##### GIVEN RECORDS

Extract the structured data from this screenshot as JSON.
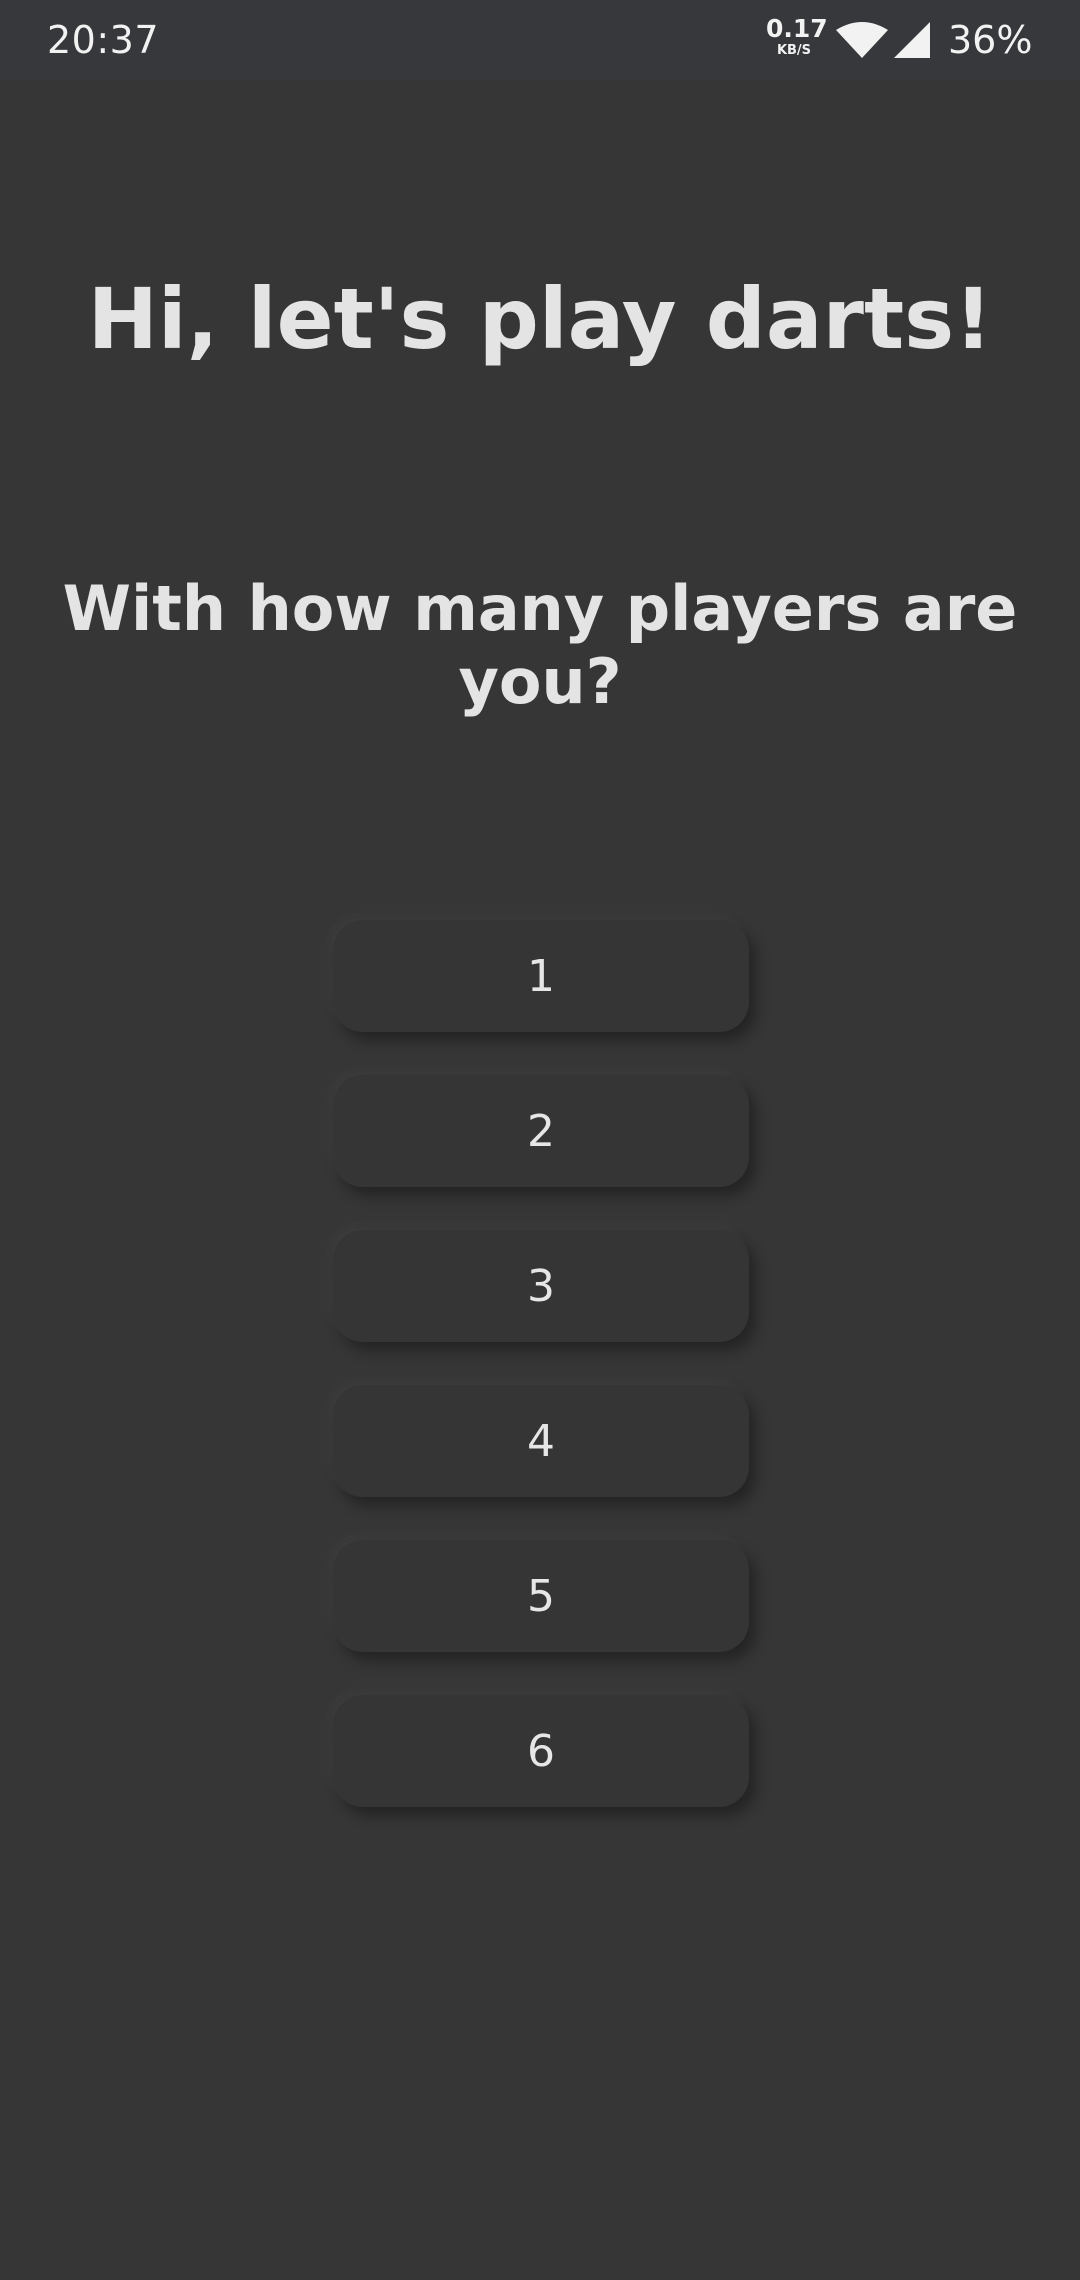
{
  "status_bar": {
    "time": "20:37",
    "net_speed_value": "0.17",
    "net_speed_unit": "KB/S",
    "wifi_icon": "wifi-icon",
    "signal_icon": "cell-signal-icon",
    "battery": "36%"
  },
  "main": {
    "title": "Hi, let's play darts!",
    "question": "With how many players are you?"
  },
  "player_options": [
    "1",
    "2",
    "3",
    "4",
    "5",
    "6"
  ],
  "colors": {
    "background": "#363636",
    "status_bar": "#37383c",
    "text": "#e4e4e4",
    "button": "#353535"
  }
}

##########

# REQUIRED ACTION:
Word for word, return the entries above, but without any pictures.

# ANSWER FOR THE TASK:
Extract the structured data from this screenshot as JSON.
{
  "status_bar": {
    "time": "20:37",
    "net_speed_value": "0.17",
    "net_speed_unit": "KB/S",
    "wifi_icon": "wifi-icon",
    "signal_icon": "cell-signal-icon",
    "battery": "36%"
  },
  "main": {
    "title": "Hi, let's play darts!",
    "question": "With how many players are you?"
  },
  "player_options": [
    "1",
    "2",
    "3",
    "4",
    "5",
    "6"
  ],
  "colors": {
    "background": "#363636",
    "status_bar": "#37383c",
    "text": "#e4e4e4",
    "button": "#353535"
  }
}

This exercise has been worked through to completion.